We encourage clients to let us know how they’ve made use of their testing results, and it is always immensely gratifying to hear from them. Recently we received the following note, and wrote back to ask Mr. Alderman if he’d be interested in expanding on his thoughts about testing and the foundation.
Hello Johnson O’Connor:
Just in case you think your influence is not that great, consider that I still remember the ‘Human Engineering Laboratory’ tests that I took in Philadelphia in 1948. The guidance your tests provided have helped me become an engineer, entrepreneur and business consultant for all these years. I have recommended many of my friends to have their teenagers take these tests, and still feel that this information is potentially life-changing for them.
In 1948, there was a Johnson O’Connor Research Foundation office in Philadelphia. Mr. Alderman remembers “…I lived in Charlottesville, VA at the time and my mother took me on the train to Philadelphia specifically for this test. It was life-changing for me at 14.
A few years later, Mr. Alderman started college. “I went to Union College in New York my first year. I was taking a liberal arts program there, which did not suit me well.” He referred to his testing results and decided to transfer to the University of Virginia, where he graduated with a Bachelors’ Degree in Electrical Engineering, in 1962.

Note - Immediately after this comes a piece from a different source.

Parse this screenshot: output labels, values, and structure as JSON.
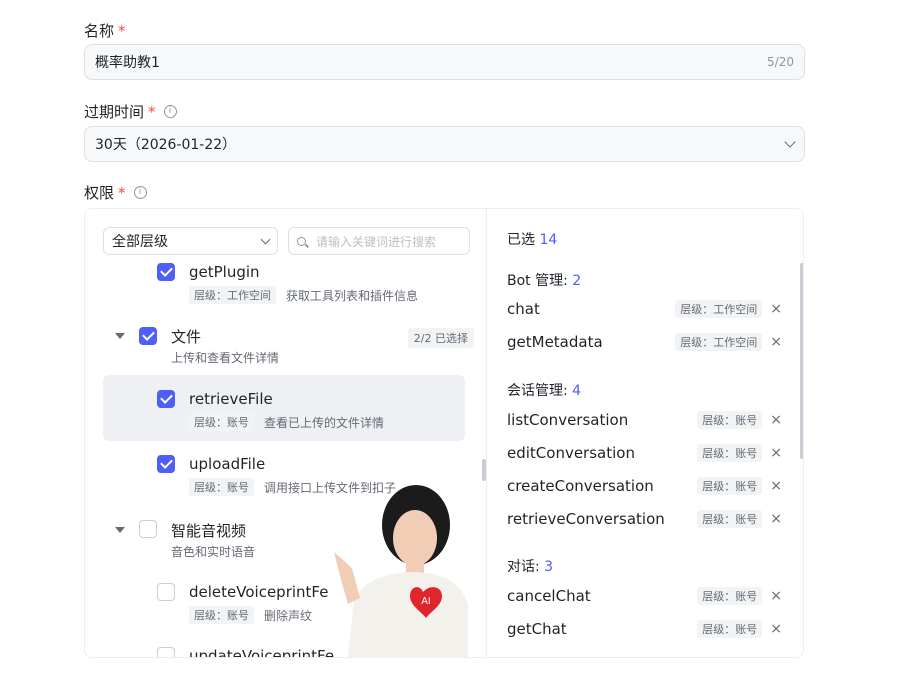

He started his career at Brookhaven National Laboratory in 1964 working “…in the Accelerator Division on Cosmotron and AGS proton synchrotrons….developing accelerator instrumentation using PDP-8 minicomputers and high-energy physics (cosmic ray) electronic instrumentation.”
We asked Mr. Alderman for his memories and impressions about taking the tests. He replied, “I thought the tests were very fun! I had never done anything like them before. I really liked the wiggly blocks!” He also remembers the summary session as being, “…very well thought out. I listened very carefully and remember the session clearly 61 years later. Essentially these tests set my whole professional career on track.”Mr. Alderman moved on to work at the Georgia Institute of Technology in Nuclear Research labs from 1967 to 1972. “[I] developed instructional and experimental support environment for minicomputer-based laboratory instrumentation.” He left that position to start his own company, Digital Communications Associates, which went public in 1983, with Mr. Alderman as Chairman of the Board. He started another company in 1984, Innovative Technology, which he sold in 1993. Mr. Alderman is now a business consultant in the Atlanta area through yet another company, Innovative Applications, Inc.
When asked if anything in particular stood out, he said, “They said I should do something ‘applied’. I found that was excellent advice. When I was at Brookhaven, I got to know a lot of theorists (Nobel Prize winners!) and discovered I didn’t have a head for theory, but did for applications, just as the tester said.”
Learning about his aptitudes has served Mr. Alderman for his whole professional career—starting out as an engineer, moving into an entrepreneurial role, and finally becoming a consultant, drawing on his years of experience. His story shows that the results can be helpful at various times throughout a person’s career, not just at the time of testing. As people evolve, they can change their careers while still taking advantage of their aptitudes.
Mr. Alderman concluded by saying, “The other day, I met a young man who had just taken the tests and was pumped about his experience. It is gratifying to see that your company hasn’t lost the formula in 61 years.”
We are very grateful that Mr. Alderman took the time to get in touch with us, all these years later, and was willing to talk more with us about his testing experience.